An Urgent Update on COVID-19 from Inland Eye Institute
To watch a video message from Dr. Christopher Blanton, click here.
At Inland Eye Institute, we are working diligently with our physicians and staff to prepare for any potential impact of the coronavirus for our patients, teams, and facilities. We’re closely following the latest updates from the CDC and the California Department of Health and, in particular, guidelines from the American Academy of Ophthalmology – as it specifically relates to the concerns most relevant for our patients and care teams.
Surgery and Clinic Update
For the safety of our patients and team members, we have chosen to follow the current guidelines and cancel all non-emergency based appointments and surgeries until further notice. Our surgery coordinators are currently reaching out to patients, but if you haven’t yet been contacted, please contact us. We will continue to see patients on an urgent basis, at our providers’ discretion. Additionally, we are offering virtual visits for non-urgent visits!
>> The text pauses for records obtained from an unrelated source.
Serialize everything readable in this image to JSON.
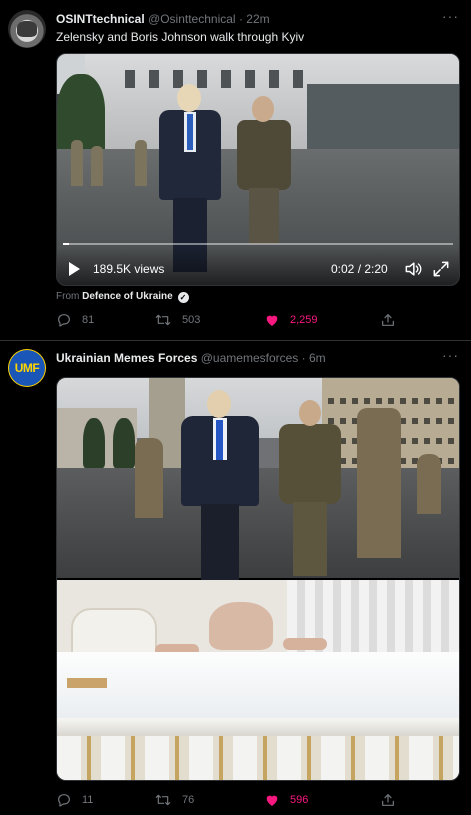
{
  "tweet1": {
    "author_name": "OSINTtechnical",
    "handle": "@Osinttechnical",
    "separator": "·",
    "time": "22m",
    "more": "···",
    "text": "Zelensky and Boris Johnson walk through Kyiv",
    "video": {
      "views": "189.5K views",
      "time": "0:02 / 2:20",
      "progress_fraction": 0.015
    },
    "from_prefix": "From",
    "from_source": "Defence of Ukraine",
    "actions": {
      "replies": "81",
      "retweets": "503",
      "likes": "2,259"
    }
  },
  "tweet2": {
    "author_name": "Ukrainian Memes Forces",
    "avatar_text": "UMF",
    "handle": "@uamemesforces",
    "separator": "·",
    "time": "6m",
    "more": "···",
    "actions": {
      "replies": "11",
      "retweets": "76",
      "likes": "596"
    }
  },
  "colors": {
    "background": "#000000",
    "text": "#e7e9ea",
    "muted": "#71767b",
    "like_active": "#f91880",
    "divider": "#2f3336"
  },
  "icons": [
    "verified-icon",
    "play-icon",
    "volume-icon",
    "expand-icon",
    "reply-icon",
    "retweet-icon",
    "heart-icon",
    "share-icon",
    "more-icon"
  ]
}
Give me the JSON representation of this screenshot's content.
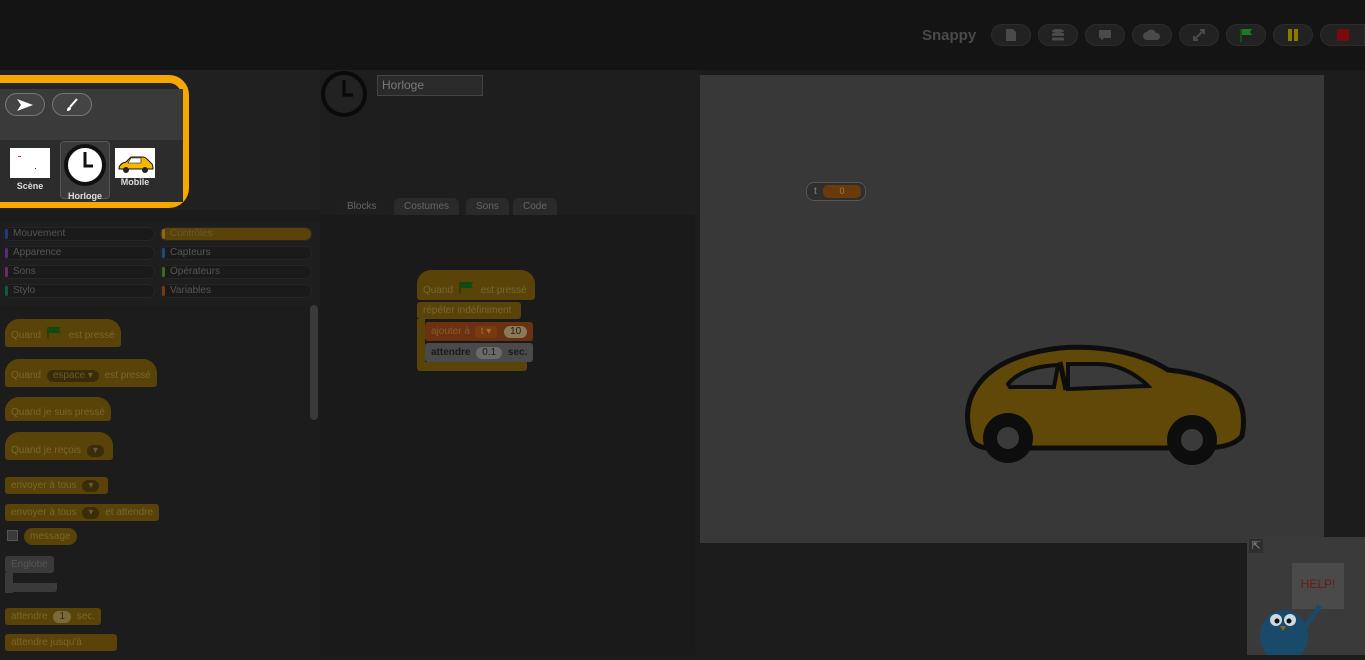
{
  "app": {
    "title": "Snappy"
  },
  "toolbar": {
    "icons": [
      "file-icon",
      "database-icon",
      "speech-bubble-icon",
      "cloud-icon",
      "fullscreen-icon",
      "green-flag-icon",
      "pause-icon",
      "stop-icon"
    ]
  },
  "corral": {
    "sprites": [
      {
        "label": "Scène"
      },
      {
        "label": "Horloge"
      },
      {
        "label": "Mobile"
      }
    ]
  },
  "sprite": {
    "name": "Horloge"
  },
  "tabs": [
    "Blocks",
    "Costumes",
    "Sons",
    "Code"
  ],
  "categories": [
    {
      "label": "Mouvement",
      "color": "#1f3a7a"
    },
    {
      "label": "Contrôles",
      "color": "#8a6a10"
    },
    {
      "label": "Apparence",
      "color": "#5a2a7a"
    },
    {
      "label": "Capteurs",
      "color": "#1a4a7a"
    },
    {
      "label": "Sons",
      "color": "#6a2a6a"
    },
    {
      "label": "Opérateurs",
      "color": "#3a6a1a"
    },
    {
      "label": "Stylo",
      "color": "#0a5a4a"
    },
    {
      "label": "Variables",
      "color": "#7a3a0a"
    }
  ],
  "palette": {
    "when_flag": [
      "Quand",
      "est pressé"
    ],
    "when_key": [
      "Quand",
      "espace",
      "est pressé"
    ],
    "when_clicked": "Quand je suis pressé",
    "when_receive": "Quand je reçois",
    "broadcast": "envoyer à tous",
    "broadcast_wait": [
      "envoyer à tous",
      "et attendre"
    ],
    "message": "message",
    "englobe": "Englobe",
    "wait": [
      "attendre",
      "1",
      "sec."
    ],
    "wait_until": "attendre jusqu'à"
  },
  "script": {
    "when_flag": [
      "Quand",
      "est pressé"
    ],
    "forever": "répéter indéfiniment",
    "change": [
      "ajouter à",
      "t",
      "10"
    ],
    "wait": [
      "attendre",
      "0.1",
      "sec."
    ]
  },
  "stage": {
    "watcher": {
      "name": "t",
      "value": "0"
    },
    "help": "HELP!"
  }
}
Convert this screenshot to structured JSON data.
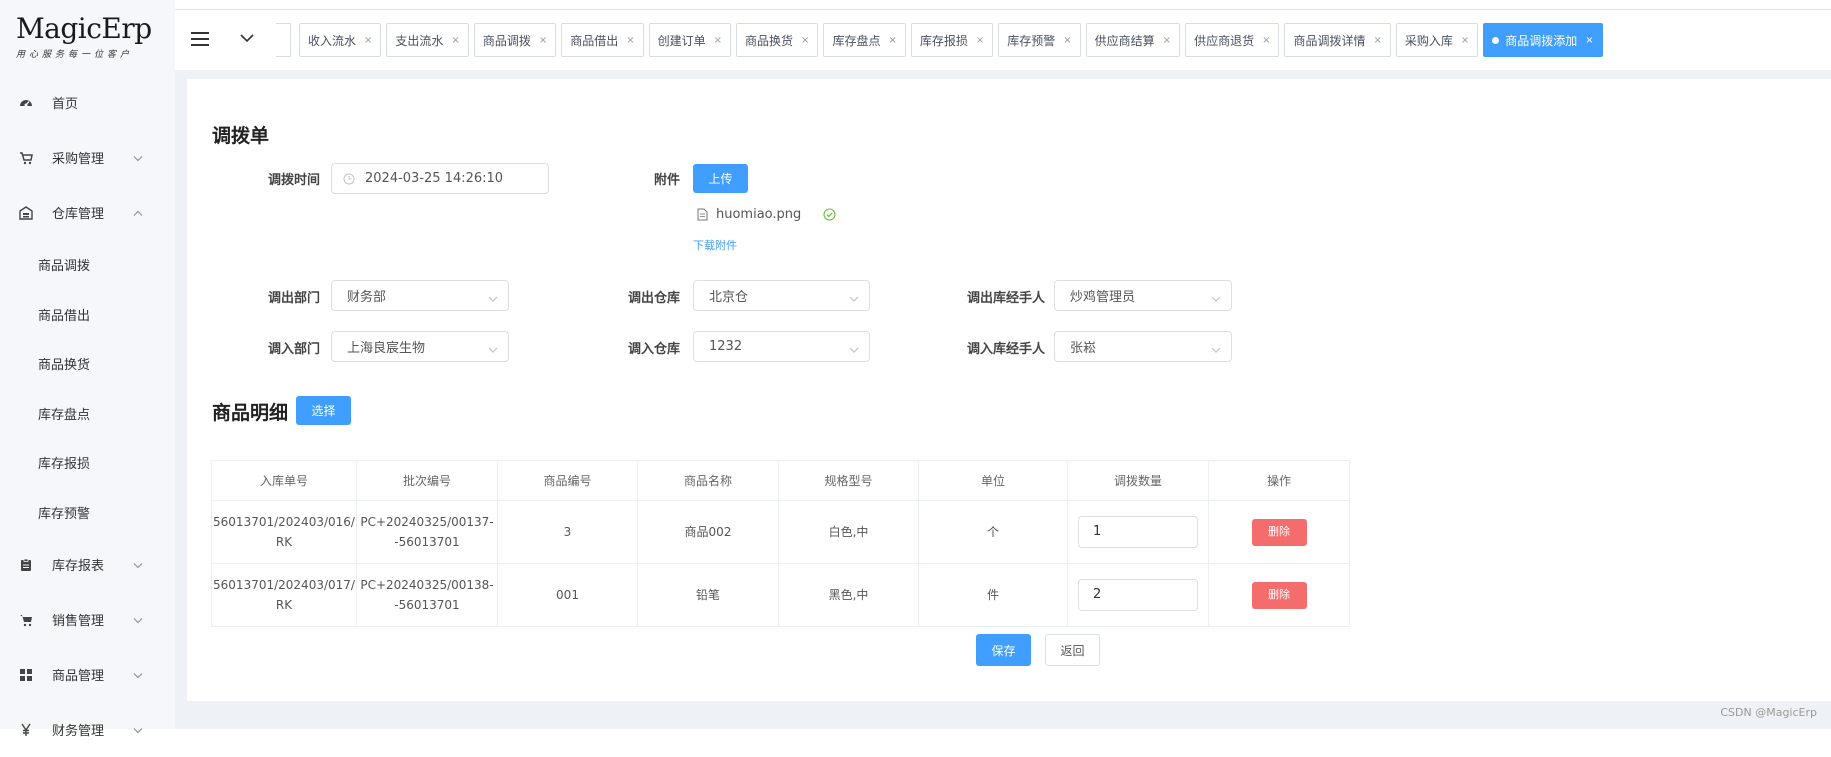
{
  "logo": {
    "brand": "MagicErp",
    "slogan": "用心服务每一位客户"
  },
  "sidebar": {
    "items": [
      {
        "label": "首页",
        "icon": "dashboard-icon",
        "expandable": false
      },
      {
        "label": "采购管理",
        "icon": "cart-icon",
        "expandable": true,
        "expanded": false
      },
      {
        "label": "仓库管理",
        "icon": "warehouse-icon",
        "expandable": true,
        "expanded": true,
        "children": [
          {
            "label": "商品调拨"
          },
          {
            "label": "商品借出"
          },
          {
            "label": "商品换货"
          },
          {
            "label": "库存盘点"
          },
          {
            "label": "库存报损"
          },
          {
            "label": "库存预警"
          }
        ]
      },
      {
        "label": "库存报表",
        "icon": "clipboard-icon",
        "expandable": true,
        "expanded": false
      },
      {
        "label": "销售管理",
        "icon": "cart-icon",
        "expandable": true,
        "expanded": false
      },
      {
        "label": "商品管理",
        "icon": "grid-icon",
        "expandable": true,
        "expanded": false
      },
      {
        "label": "财务管理",
        "icon": "yen-icon",
        "expandable": true,
        "expanded": false
      }
    ]
  },
  "tabs": [
    {
      "label": "收入流水"
    },
    {
      "label": "支出流水"
    },
    {
      "label": "商品调拨"
    },
    {
      "label": "商品借出"
    },
    {
      "label": "创建订单"
    },
    {
      "label": "商品换货"
    },
    {
      "label": "库存盘点"
    },
    {
      "label": "库存报损"
    },
    {
      "label": "库存预警"
    },
    {
      "label": "供应商结算"
    },
    {
      "label": "供应商退货"
    },
    {
      "label": "商品调拨详情"
    },
    {
      "label": "采购入库"
    },
    {
      "label": "商品调拨添加",
      "active": true
    }
  ],
  "form": {
    "title": "调拨单",
    "time_label": "调拨时间",
    "time_value": "2024-03-25 14:26:10",
    "attach_label": "附件",
    "upload_label": "上传",
    "file_name": "huomiao.png",
    "download_label": "下载附件",
    "out_dept_label": "调出部门",
    "out_dept_value": "财务部",
    "out_wh_label": "调出仓库",
    "out_wh_value": "北京仓",
    "out_handler_label": "调出库经手人",
    "out_handler_value": "炒鸡管理员",
    "in_dept_label": "调入部门",
    "in_dept_value": "上海良宸生物",
    "in_wh_label": "调入仓库",
    "in_wh_value": "1232",
    "in_handler_label": "调入库经手人",
    "in_handler_value": "张崧"
  },
  "detail": {
    "title": "商品明细",
    "select_label": "选择",
    "columns": [
      "入库单号",
      "批次编号",
      "商品编号",
      "商品名称",
      "规格型号",
      "单位",
      "调拨数量",
      "操作"
    ],
    "rows": [
      {
        "inbound_line1": "56013701/202403/016/",
        "inbound_line2": "RK",
        "batch_line1": "PC+20240325/00137-",
        "batch_line2": "-56013701",
        "code": "3",
        "name": "商品002",
        "spec": "白色,中",
        "unit": "个",
        "qty": "1",
        "action": "删除"
      },
      {
        "inbound_line1": "56013701/202403/017/",
        "inbound_line2": "RK",
        "batch_line1": "PC+20240325/00138-",
        "batch_line2": "-56013701",
        "code": "001",
        "name": "铅笔",
        "spec": "黑色,中",
        "unit": "件",
        "qty": "2",
        "action": "删除"
      }
    ]
  },
  "actions": {
    "save_label": "保存",
    "back_label": "返回"
  },
  "watermark": "CSDN @MagicErp",
  "colors": {
    "primary": "#409eff",
    "danger": "#f56c6c",
    "content_bg": "#eef1f5",
    "sidebar_bg": "#f5f7fa"
  }
}
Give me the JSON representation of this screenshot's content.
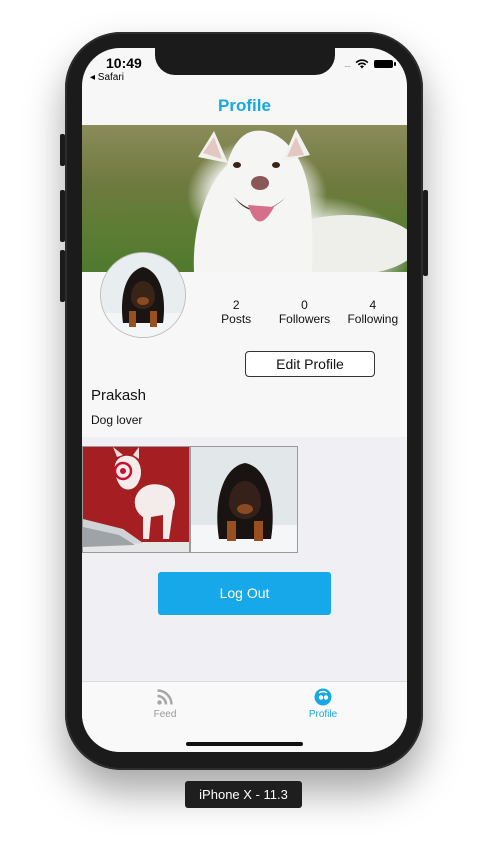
{
  "status": {
    "time": "10:49",
    "back_label": "◂ Safari",
    "signal": "....",
    "wifi_icon": "wifi-icon",
    "battery_icon": "battery-icon"
  },
  "header": {
    "title": "Profile"
  },
  "profile": {
    "cover_image": "white-dog-photo",
    "avatar_image": "black-mastiff-photo",
    "stats": [
      {
        "value": "2",
        "label": "Posts"
      },
      {
        "value": "0",
        "label": "Followers"
      },
      {
        "value": "4",
        "label": "Following"
      }
    ],
    "edit_label": "Edit Profile",
    "name": "Prakash",
    "bio": "Dog lover"
  },
  "gallery": [
    {
      "image": "bull-terrier-target-photo"
    },
    {
      "image": "black-mastiff-photo"
    }
  ],
  "logout_label": "Log Out",
  "tabs": [
    {
      "label": "Feed",
      "icon": "rss-icon",
      "active": false
    },
    {
      "label": "Profile",
      "icon": "profile-icon",
      "active": true
    }
  ],
  "colors": {
    "accent": "#16a8e0",
    "button": "#16a8e8"
  },
  "device_label": "iPhone X - 11.3"
}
Learn More
For those patients who will be seen urgently, we’ve implemented the following protocols:
- You will be asked a few screening questions prior to your visit.
- In the past 14 days, have you traveled to an area currently experiencing an outbreak of COVID-19 including countries in Asia, the Middle East, and Europe?
- Have you been in close contact with a person known or suspected to have, COVID-19?
- Do you have a fever or symptoms of respiratory infection including cough and shortness of breath?
- In an effort to create greater distance between individuals in our practice, you’ll notice we’ve modified the clinic waiting areas.
COVID-19 in Ophthalmology
A recent article opens in a new window published by the American Academy of Ophthalmology noted that several reports suggest that COVID-19 can cause conjunctivitis (commonly known as “pink eye”). Although not as common of a symptom as fever, cough and difficulty breathing, this is something our scheduling team will take into consideration.
More About COVID-19 from the CDC
The virus is thought to spread mainly between people who are in close contact with one another (within about 6 feet) through respiratory droplets produced when an infected person coughs or sneezes. It also may be possible that a person can get COVID-19 by touching a surface or object that has the virus on it and then touching their own mouth, nose, or possibly their eyes, but this is not thought to be the main way the virus spreads.
Here are a few tips to protect yourself from this respiratory illness:
- Avoid close contact with people who are sick.
- Avoid touching your eyes, nose, and mouth with unwashed hands.
- Wash your hands often with soap and water for at least 20 seconds. Use an alcohol-based hand sanitizer that contains at least 60% alcohol if soap and water are not available.
As we all band together to work through this unprecedented global health crisis, we thank you for your patience and apologize in advance for any inconvenience it may cause. We will continue to update this page as new information emerges, but for additional information, please call us at (909) 825-3425.